The subject matter waiver doctrine associated with evidentiary privileges, most notably the attorney-client privilege, is relatively underdeveloped yet has frightening consequences. And while some courts have considered the subject matter waiver doctrine in the context of disclosures during civil litigation, even fewer have addressed waiver where disclosures occurred outside the litigation context.
For example, it is common for clients and lawyers to disclose some privileged information during negotiations in business transactions. If subsequent litigation ensues over the transaction the question becomes whether those limited pre-litigation disclosures result in waiver of the privilege with respect to all documents concerning the same subject matter.
In their article, The Perils of Oversharing: Can the Attorney-Client Privilege be Broadly Waived by Partially Disclosing Attorney Communications During Negotiations?, 79 Def. Counsel J. 265 (July 2012), lawyers Andrew Kopon, Jr. of Kopon Airdo, LLC in Chicago, and Mary-Christine Sungaila of Snell & Wilmer in Orange County, provide a comprehensive analysis of the scope of the subject matter waiver doctrine.
The article discusses how courts have handled subject matter waiver in settings outside the litigation context, such as settlement negotiations, public or media disclosures, grand jury investigations, patent disputes, SEC filings, and general business transactions. And, using the pending Illinois Supreme Court case of Center Partners, Ltd. v. Growth Head GP, LLC, (the intermediate appellate court’s decision published at 957 N.E.2d 496 (Ill. App. Ct. 2011)), the article highlights how the Court’s upcoming decision may shape the subject matter waiver discussion in this underdeveloped yet important area.

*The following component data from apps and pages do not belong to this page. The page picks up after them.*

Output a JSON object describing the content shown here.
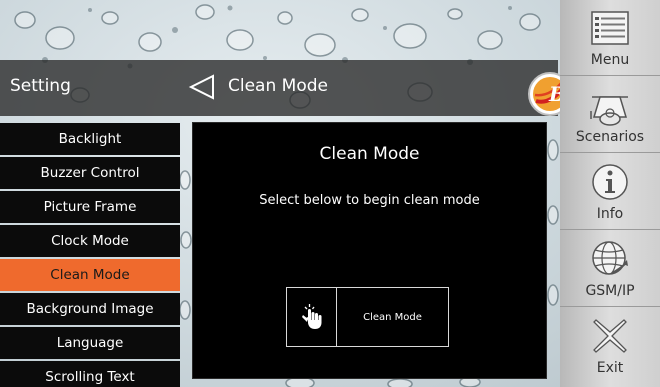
{
  "header": {
    "section_title": "Setting",
    "page_title": "Clean Mode"
  },
  "menu": {
    "items": [
      {
        "label": "Backlight",
        "active": false
      },
      {
        "label": "Buzzer Control",
        "active": false
      },
      {
        "label": "Picture Frame",
        "active": false
      },
      {
        "label": "Clock Mode",
        "active": false
      },
      {
        "label": "Clean Mode",
        "active": true
      },
      {
        "label": "Background Image",
        "active": false
      },
      {
        "label": "Language",
        "active": false
      },
      {
        "label": "Scrolling Text",
        "active": false
      }
    ]
  },
  "dialog": {
    "title": "Clean Mode",
    "instruction": "Select below to begin clean mode",
    "button_label": "Clean Mode"
  },
  "sidebar": {
    "buttons": [
      {
        "label": "Menu",
        "icon": "menu-icon"
      },
      {
        "label": "Scenarios",
        "icon": "scenarios-icon"
      },
      {
        "label": "Info",
        "icon": "info-icon"
      },
      {
        "label": "GSM/IP",
        "icon": "globe-icon"
      },
      {
        "label": "Exit",
        "icon": "exit-icon"
      }
    ]
  },
  "colors": {
    "active_menu": "#ef6a2d",
    "menu_bg": "#0b0b0b",
    "dialog_bg": "#000000",
    "header_bg": "#282828"
  }
}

The article may be found here. My thanks to Mr. Kopon and Ms. Sungaila, and the well-respected International Association of Defense Counsel (IADC), for permitting access to the article through this post.